• [What is required] Each line below is to be written out once more, precisely as given.
▬▬▬▬▬▬▬▬▬▬
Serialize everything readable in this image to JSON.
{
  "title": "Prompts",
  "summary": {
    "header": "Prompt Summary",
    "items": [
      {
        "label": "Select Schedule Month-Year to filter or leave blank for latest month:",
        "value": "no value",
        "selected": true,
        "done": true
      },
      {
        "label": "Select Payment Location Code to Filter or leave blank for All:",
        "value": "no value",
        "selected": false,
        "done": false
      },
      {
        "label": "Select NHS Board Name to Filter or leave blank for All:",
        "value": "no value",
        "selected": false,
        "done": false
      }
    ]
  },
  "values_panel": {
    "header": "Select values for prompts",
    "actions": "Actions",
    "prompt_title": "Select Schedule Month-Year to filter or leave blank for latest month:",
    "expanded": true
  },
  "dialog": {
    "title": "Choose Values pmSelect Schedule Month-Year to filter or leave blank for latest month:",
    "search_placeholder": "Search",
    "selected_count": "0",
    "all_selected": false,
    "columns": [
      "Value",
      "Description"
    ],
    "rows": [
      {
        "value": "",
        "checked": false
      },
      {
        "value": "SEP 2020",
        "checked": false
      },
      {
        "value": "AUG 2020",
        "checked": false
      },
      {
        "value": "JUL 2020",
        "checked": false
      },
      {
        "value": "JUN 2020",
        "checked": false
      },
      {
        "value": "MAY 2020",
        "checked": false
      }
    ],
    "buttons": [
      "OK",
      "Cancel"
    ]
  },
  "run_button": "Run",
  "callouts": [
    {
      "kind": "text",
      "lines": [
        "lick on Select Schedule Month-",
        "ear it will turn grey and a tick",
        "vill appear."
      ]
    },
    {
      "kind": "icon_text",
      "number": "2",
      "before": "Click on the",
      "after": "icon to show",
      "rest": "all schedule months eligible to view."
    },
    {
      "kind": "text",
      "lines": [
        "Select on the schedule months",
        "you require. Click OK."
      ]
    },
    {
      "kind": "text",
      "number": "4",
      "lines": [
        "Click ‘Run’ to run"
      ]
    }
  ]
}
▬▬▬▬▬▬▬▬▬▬
• [Exercise response]
Serialize everything readable in this image to JSON.
{
  "title": "Prompts",
  "summary": {
    "header": "Prompt Summary",
    "items": [
      {
        "label": "Select Schedule Month-Year to filter or leave blank for latest month:",
        "value": "no value",
        "selected": true,
        "done": true
      },
      {
        "label": "Select Payment Location Code to Filter or leave blank for All:",
        "value": "no value",
        "selected": false,
        "done": false
      },
      {
        "label": "Select NHS Board Name to Filter or leave blank for All:",
        "value": "no value",
        "selected": false,
        "done": false
      }
    ]
  },
  "values_panel": {
    "header": "Select values for prompts",
    "actions": "Actions",
    "prompt_title": "Select Schedule Month-Year to filter or leave blank for latest month:",
    "expanded": true
  },
  "dialog": {
    "title": "Choose Values pmSelect Schedule Month-Year to filter or leave blank for latest month:",
    "search_placeholder": "Search",
    "selected_count": "0",
    "all_selected": false,
    "columns": [
      "Value",
      "Description"
    ],
    "rows": [
      {
        "value": "",
        "checked": false
      },
      {
        "value": "SEP 2020",
        "checked": false
      },
      {
        "value": "AUG 2020",
        "checked": false
      },
      {
        "value": "JUL 2020",
        "checked": false
      },
      {
        "value": "JUN 2020",
        "checked": false
      },
      {
        "value": "MAY 2020",
        "checked": false
      }
    ],
    "buttons": [
      "OK",
      "Cancel"
    ]
  },
  "run_button": "Run",
  "callouts": [
    {
      "kind": "text",
      "lines": [
        "lick on Select Schedule Month-",
        "ear it will turn grey and a tick",
        "vill appear."
      ]
    },
    {
      "kind": "icon_text",
      "number": "2",
      "before": "Click on the",
      "after": "icon to show",
      "rest": "all schedule months eligible to view."
    },
    {
      "kind": "text",
      "lines": [
        "Select on the schedule months",
        "you require. Click OK."
      ]
    },
    {
      "kind": "text",
      "number": "4",
      "lines": [
        "Click ‘Run’ to run"
      ]
    }
  ]
}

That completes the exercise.